Hausmusik’s performance of the Mendelssohn Octet comes with the advantage of a sensibly steady tempo for the famous scherzo, allowing for maximum transparency and lightness; and a dazzling finale in which for once the cello’s first scurrying fugal entry sounds crystal clear. The First String Quintet, and the Op. 13 Quartet – Mendelssohn’s homage to the late quartets of the recently deceased Beethoven – are also miraculous products of the composer’s teenage years. The Quintet is quite beautifully done here, but the Quartet, like the late Quintet, Op. 87, is rather lacking in tension and urgency. Woldemar Bargiel was Schumann’s brother-in-law. For all its obvious weaknesses, his Octet contains some attractive ideas, and Divertimenti’s performance makes a strong case for it. Divertimenti is impressive in the Mendelssohn, too – though its finale is not quite as exhilarating as Hausmusik’s; and in the last resort neither group can quite match the élan of the ASMF Chamber Ensemble.

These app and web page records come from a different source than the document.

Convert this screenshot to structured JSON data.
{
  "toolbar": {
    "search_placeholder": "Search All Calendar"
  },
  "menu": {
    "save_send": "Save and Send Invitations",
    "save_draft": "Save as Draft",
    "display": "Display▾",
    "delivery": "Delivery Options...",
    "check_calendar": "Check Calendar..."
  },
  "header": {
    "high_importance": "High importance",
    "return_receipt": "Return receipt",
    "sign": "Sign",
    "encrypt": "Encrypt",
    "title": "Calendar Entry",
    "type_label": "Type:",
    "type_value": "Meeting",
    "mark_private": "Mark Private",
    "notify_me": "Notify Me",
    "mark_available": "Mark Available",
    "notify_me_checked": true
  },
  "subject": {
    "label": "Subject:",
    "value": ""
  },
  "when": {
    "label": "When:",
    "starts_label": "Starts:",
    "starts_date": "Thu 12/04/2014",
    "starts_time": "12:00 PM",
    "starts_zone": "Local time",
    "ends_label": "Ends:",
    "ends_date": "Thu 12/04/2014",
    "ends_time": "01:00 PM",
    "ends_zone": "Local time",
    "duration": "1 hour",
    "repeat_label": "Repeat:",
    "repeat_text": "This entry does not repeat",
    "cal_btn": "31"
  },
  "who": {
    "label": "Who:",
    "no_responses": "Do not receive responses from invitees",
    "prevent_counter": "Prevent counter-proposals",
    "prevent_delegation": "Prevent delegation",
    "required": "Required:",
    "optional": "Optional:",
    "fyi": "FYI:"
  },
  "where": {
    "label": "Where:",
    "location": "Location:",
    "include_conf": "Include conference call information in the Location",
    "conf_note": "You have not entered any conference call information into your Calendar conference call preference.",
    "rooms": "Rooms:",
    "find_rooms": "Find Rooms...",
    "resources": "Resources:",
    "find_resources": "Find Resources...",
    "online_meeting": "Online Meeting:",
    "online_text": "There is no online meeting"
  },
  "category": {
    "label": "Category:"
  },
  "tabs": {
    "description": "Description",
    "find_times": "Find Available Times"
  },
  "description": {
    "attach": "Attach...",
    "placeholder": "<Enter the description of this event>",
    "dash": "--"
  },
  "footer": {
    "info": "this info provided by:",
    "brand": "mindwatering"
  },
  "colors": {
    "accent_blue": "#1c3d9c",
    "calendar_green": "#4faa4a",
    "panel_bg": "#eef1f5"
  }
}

These performances of three early and one "late" symphony of Schubert are both bracing and youthfully brisk, done on tart "period" instruments of Schubert's time. This produces what Schubert would have heard and expected to hear. Just listening to each performance convinces that these are "right." Sound is good. Warm and focused.(amazon.com)

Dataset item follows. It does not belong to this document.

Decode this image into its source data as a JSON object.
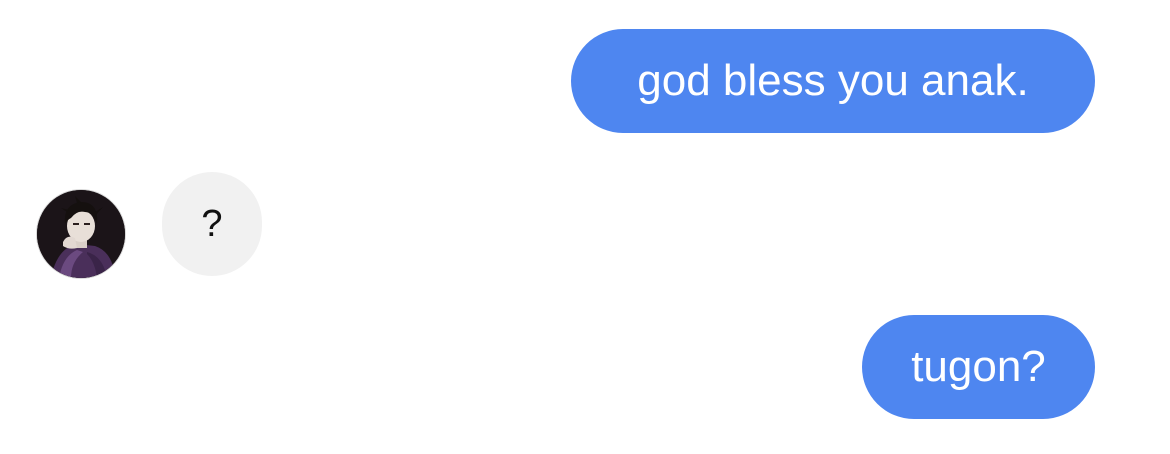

London Early Opera continue their new series of Handel's works with the second volume of pieces composed in Italy. Both volumes of Handel in Italy explore the young composer's Italian years through his cantatas, sacred pieces, operatic works and instrumental compositions. Featuring performances from internationally acclaimed soloists, the sopranos Sophie Bevan and Mary Bevan with their uncle, baritone Benjamin Bevan, conducted and conceived by Bridget Cunningham.

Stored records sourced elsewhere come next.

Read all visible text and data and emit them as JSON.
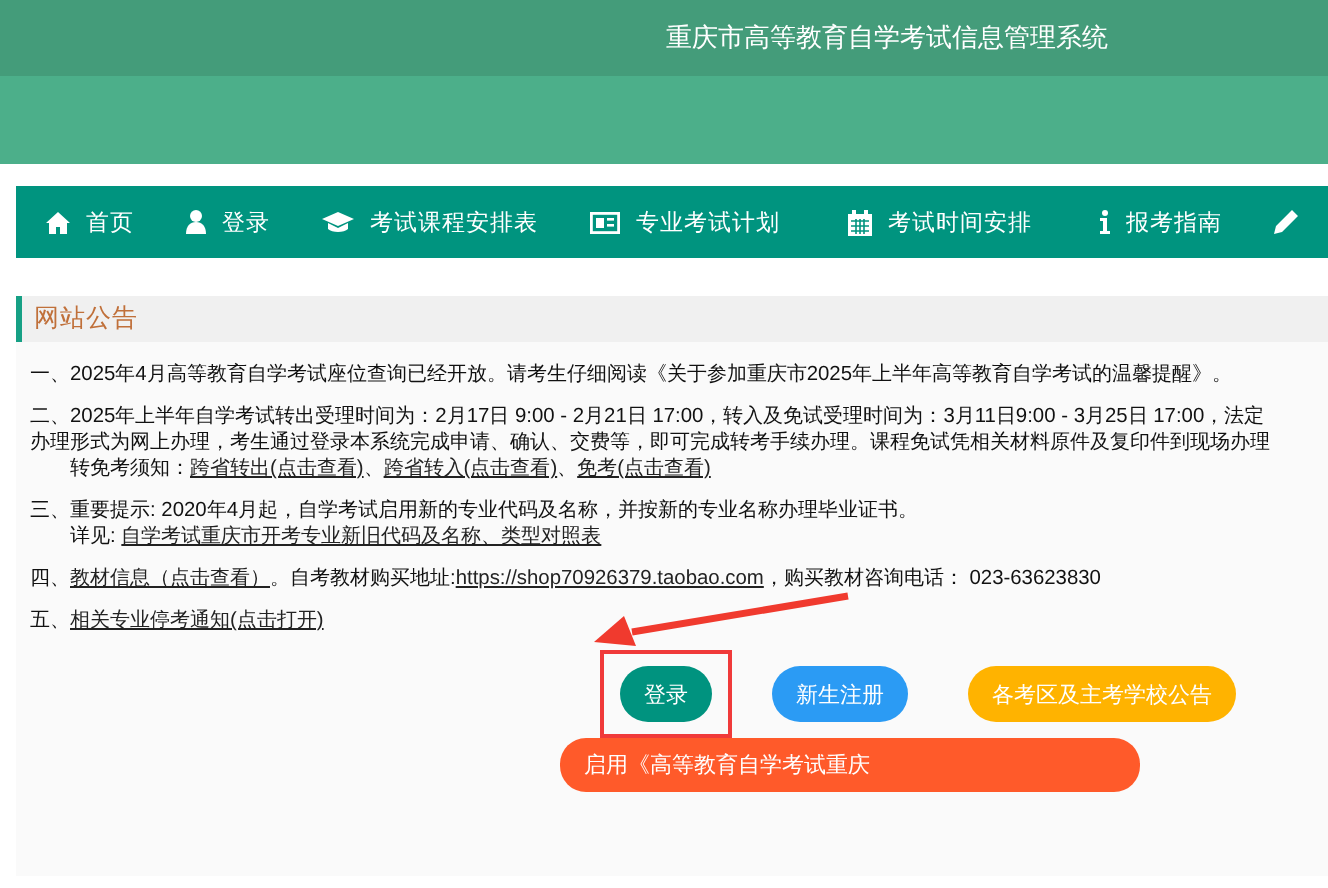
{
  "header": {
    "title": "重庆市高等教育自学考试信息管理系统"
  },
  "nav": [
    {
      "label": "首页",
      "kind": "home"
    },
    {
      "label": "登录",
      "kind": "user"
    },
    {
      "label": "考试课程安排表",
      "kind": "cap"
    },
    {
      "label": "专业考试计划",
      "kind": "card"
    },
    {
      "label": "考试时间安排",
      "kind": "calendar"
    },
    {
      "label": "报考指南",
      "kind": "info"
    },
    {
      "kind": "pencil"
    }
  ],
  "notice": {
    "title": "网站公告",
    "items": [
      {
        "parts": [
          {
            "kind": "text",
            "text": "一、2025年4月高等教育自学考试座位查询已经开放。请考生仔细阅读《关于参加重庆市2025年上半年高等教育自学考试的温馨提醒》。"
          }
        ]
      },
      {
        "parts": [
          {
            "kind": "text",
            "text": "二、2025年上半年自学考试转出受理时间为：2月17日 9:00 - 2月21日 17:00，转入及免试受理时间为：3月11日9:00 - 3月25日 17:00，法定"
          }
        ],
        "more": [
          {
            "parts": [
              {
                "kind": "text",
                "text": "办理形式为网上办理，考生通过登录本系统完成申请、确认、交费等，即可完成转考手续办理。课程免试凭相关材料原件及复印件到现场办理"
              }
            ]
          },
          {
            "indent": true,
            "parts": [
              {
                "kind": "text",
                "text": "转免考须知："
              },
              {
                "kind": "link",
                "text": "跨省转出(点击查看)"
              },
              {
                "kind": "text",
                "text": "、"
              },
              {
                "kind": "link",
                "text": "跨省转入(点击查看)"
              },
              {
                "kind": "text",
                "text": "、"
              },
              {
                "kind": "link",
                "text": "免考(点击查看)"
              }
            ]
          }
        ]
      },
      {
        "parts": [
          {
            "kind": "text",
            "text": "三、重要提示: 2020年4月起，自学考试启用新的专业代码及名称，并按新的专业名称办理毕业证书。"
          }
        ],
        "more": [
          {
            "indent": true,
            "parts": [
              {
                "kind": "text",
                "text": "详见: "
              },
              {
                "kind": "link",
                "text": "自学考试重庆市开考专业新旧代码及名称、类型对照表"
              }
            ]
          }
        ]
      },
      {
        "parts": [
          {
            "kind": "text",
            "text": "四、"
          },
          {
            "kind": "link",
            "text": "教材信息（点击查看）"
          },
          {
            "kind": "text",
            "text": "。自考教材购买地址:"
          },
          {
            "kind": "link",
            "text": "https://shop70926379.taobao.com"
          },
          {
            "kind": "text",
            "text": "，购买教材咨询电话： 023-63623830"
          }
        ]
      },
      {
        "parts": [
          {
            "kind": "text",
            "text": "五、"
          },
          {
            "kind": "link",
            "text": "相关专业停考通知(点击打开)"
          }
        ]
      }
    ]
  },
  "buttons": [
    {
      "label": "登录",
      "color": "#00937f",
      "highlighted": true
    },
    {
      "label": "新生注册",
      "color": "#2b9bf4",
      "highlighted": false
    },
    {
      "label": "各考区及主考学校公告",
      "color": "#ffb300",
      "highlighted": false
    }
  ],
  "banner": {
    "text": "启用《高等教育自学考试重庆"
  }
}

In celebrating Vladimir Jurowski's first 10 years as Principal Conductor since 2007, this set of recordings embraces established orchestral classics as well as unearthing rarely heard masterpieces, certain to both challenge and reward the listener simultaneously. These 22 previously unreleased recordings showcase Jurowski’s typical flair for brilliant programming.
By nature shy and retiring, Klaus Tennstedt was a reluctant celebrity, and his international career in the last quarter of the twentieth century must have seemed utterly incredible to him. Yet as introverted and introspective as Tennstedt was, it doesn't seem at all obvious in this 1983 concert recording of Gustav Mahler's Symphony No. 6 in A minor, "Tragic," for this is one of the conductor's most extroverted, aggressive, and potent performances.